Today, the situation is quite different. Clever modulation schemes, including frequency hopping and phase shift keying, have allowed continuous-wave radar to almost completely replace old-fashioned pulse-train radars. Their low peak power (less than 1 watt), low sidelobes (below -40 dB), short "on" times, and huge bandwidth (up to 100 GHz) make intercepting and classifying such signals a challenging task. It is also an important task. Failure to detect even one such signal during a battle can have dire consequences. However, just as modern ciphers are making the adversary's messages unreadable, modern ultrawideband radar technologies are rapidly making the enemy's radar transmissions undetectable. These new radars are called low probability of intercept (LPI) radar. In this book, the technology and theory behind LPI radar is discussed with sufficient clarity and detail that after reading this book and with a little practice, readers could go out and analyze radar signals on their own.
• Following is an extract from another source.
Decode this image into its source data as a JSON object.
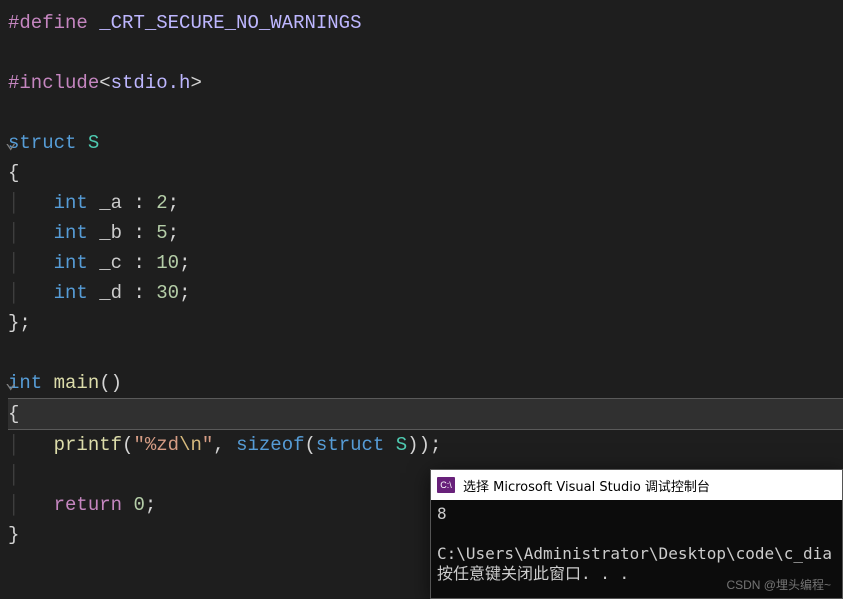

Frequency-modulated CW, or FMCW, is the oldest LPI approach. It works by cleverly spreading the transmitted energy over the modulation bandwidth, which can be as much as one gigahertz. Although simple to implement, FMCW creates high side lobe peaks, which creates many problems, and led to its replacement by phase shift keying (PSK), frequency shift keying (FSK), and frequency hopping. These modulation techniques are explained in detail. To illustrate the approach, a case study of an antiship cruise missile employing FMCW is presented, considering different levels of sea state backscatter.

In the second half of the book, the focus is on receiver and signal interception strategies. Numerical and mathematical tools for analyzing signal parametric data, such as the pseudo Wigner-Ville distribution (PWVD), are thoroughly described. PWVD, a powerful tool similar to Fourier analysis, demonstrates an impressive ability to distinguish and characterize FMCW, polyphase, Frank, and polytime coded signals, even when the signal is well buried in noise. Next, wavelet filters and cyclostationary spectral analysis are used to even more spectacular effect. This is followed by 98 pages of appendices further describing the results of analyses of simulated radar signals for various LPI modulation codes.

The book has a CD with Matlab programs that readers can use to experiment with the algorithms. The book contains numerous 2D and 3D graphs, block diagrams, and equations. The figures are clear but not of particularly high quality.